We don’t stand a chance at reaching the ambitious goals we’ve set of becoming 100 per cent renewable energy, zero waste, or the greenest city if we’re not partnering with the business community on this mission.

As for the rewards, they are diverse and plentiful. For many businesses, reducing their carbon footprint results in tens of thousands of dollars in annual cost savings. Moreover, taking a stand on climate issues will help attract new talent and keep existing employees engaged in their work, as well as expand businesses’ customer base and build client loyalty.

This doesn’t even touch on the employment, innovation, and economic growth potential that exists in Vancouver’s green economy. More than one in 20 Vancouverites work in green sectors and over 25 per cent of Canada’s cleantech companies are based here on the west coast.

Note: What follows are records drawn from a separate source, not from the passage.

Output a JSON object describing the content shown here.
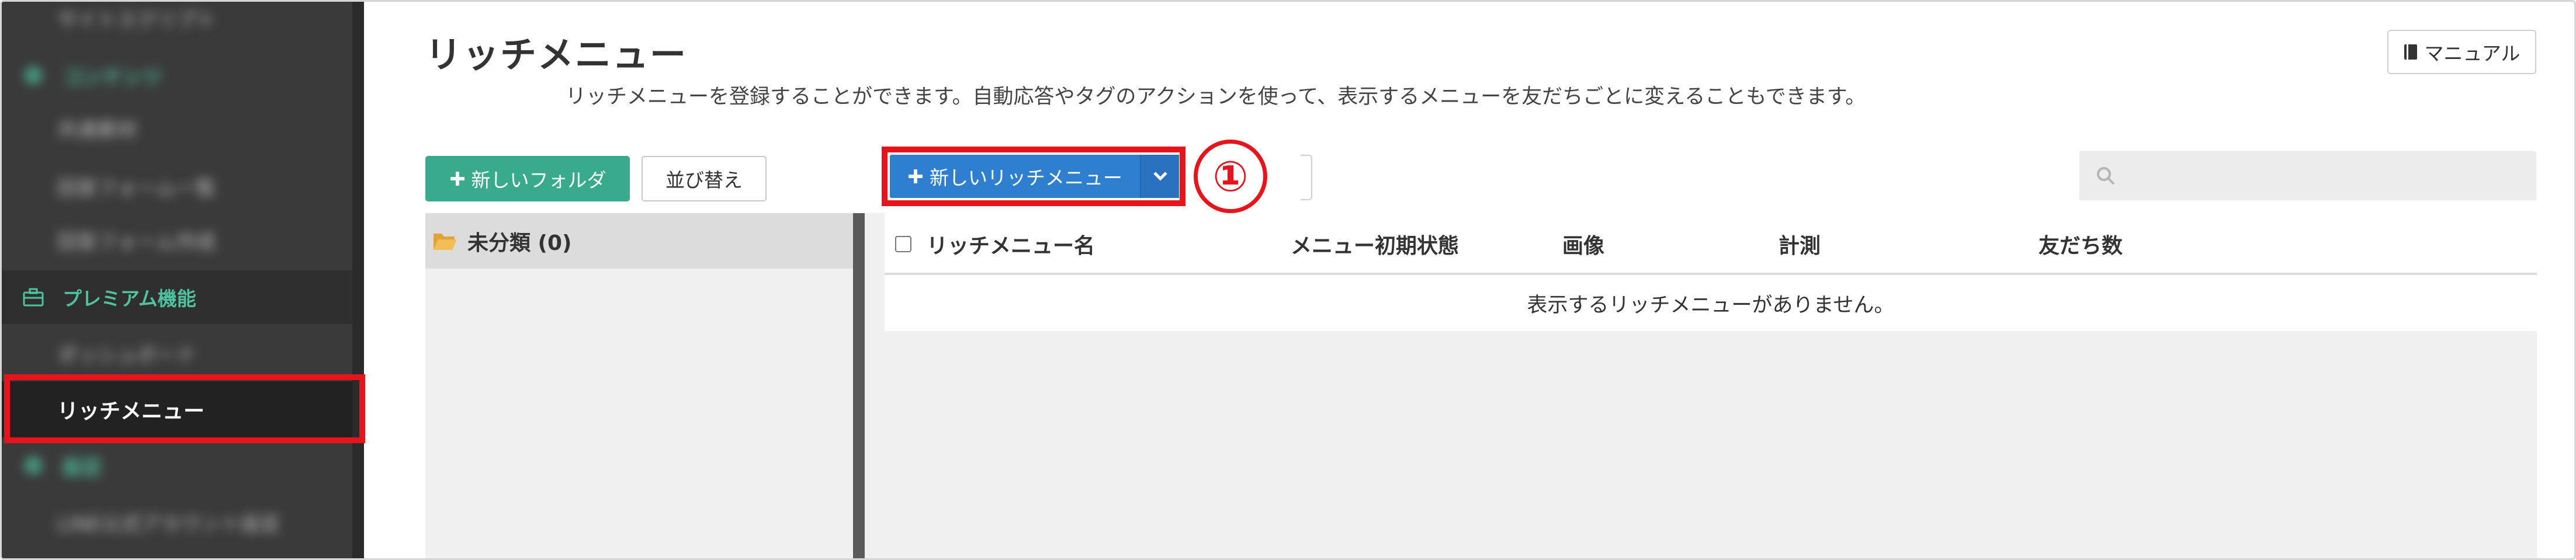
{
  "sidebar": {
    "items": [
      {
        "label": "サイトスクリプト"
      },
      {
        "label": "コンテンツ"
      },
      {
        "label": "共通素材"
      },
      {
        "label": "回答フォーム一覧"
      },
      {
        "label": "回答フォーム作成"
      },
      {
        "label": "プレミアム機能"
      },
      {
        "label": "ダッシュボード"
      },
      {
        "label": "リッチメニュー"
      },
      {
        "label": "設定"
      },
      {
        "label": "LINE公式アカウント設定"
      }
    ]
  },
  "header": {
    "title": "リッチメニュー",
    "description": "リッチメニューを登録することができます。自動応答やタグのアクションを使って、表示するメニューを友だちごとに変えることもできます。",
    "manual_label": "マニュアル"
  },
  "toolbar": {
    "new_folder_label": "新しいフォルダ",
    "sort_label": "並び替え",
    "new_rich_menu_label": "新しいリッチメニュー",
    "step_marker": "①",
    "search_placeholder": ""
  },
  "folders": [
    {
      "name": "未分類 (0)"
    }
  ],
  "table": {
    "columns": [
      "リッチメニュー名",
      "メニュー初期状態",
      "画像",
      "計測",
      "友だち数"
    ],
    "empty_message": "表示するリッチメニューがありません。"
  },
  "colors": {
    "sidebar_bg": "#3a3a3a",
    "accent_green": "#3aaa8c",
    "primary_blue": "#2f7fd0",
    "highlight_red": "#e8141c"
  },
  "icons": {
    "premium": "briefcase-icon",
    "manual": "book-icon",
    "folder": "folder-open-icon",
    "search": "search-icon",
    "dropdown": "chevron-down-icon",
    "plus": "plus-icon"
  }
}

So what is VEC’s role in bridging climate action taken by the City and businesses?

Here are just a few of the examples we’ve been sharing with our peers across the continent:

  • Supporting cleantech entrepreneurs as they cross the commercialization gap through the Green and Digital Demonstration Program;
  • Advocating for stronger local and global action on climate change at COP 21 in Paris and beyond through Climate Pledge YVR;
  • Inspiring and supporting businesses that are reducing the environmental footprint of their operations through our Thriving Vancouver greening business programs; and
  • Setting the stage for our industrial core to become the engine of sustainability and innovation for the city, starting with the Flats

While this week has felt more than a little dismal, it’s not quite time to give in to rocking back and forth and moaning softlyas much as we would like to) – while election results roll in. We are not, after all, an island of green. CDP is working with more than 500 cities globally to manage over two gigatons of greenhouse gas emissions. Meanwhile, Vancouver has its own trump card—an ability to lead and inspire climate action in cities around the world.

3cec242Pietra Basilij

Pietra is the Vancouver Economic Commission’s lead on sustainable community development. She works primarily with industrial businesses to spur the shift to a more circular economy, support the development of smarter logistics systems, and create a stronger business ecosystem for innovative, creative, and sustainable industrial operations.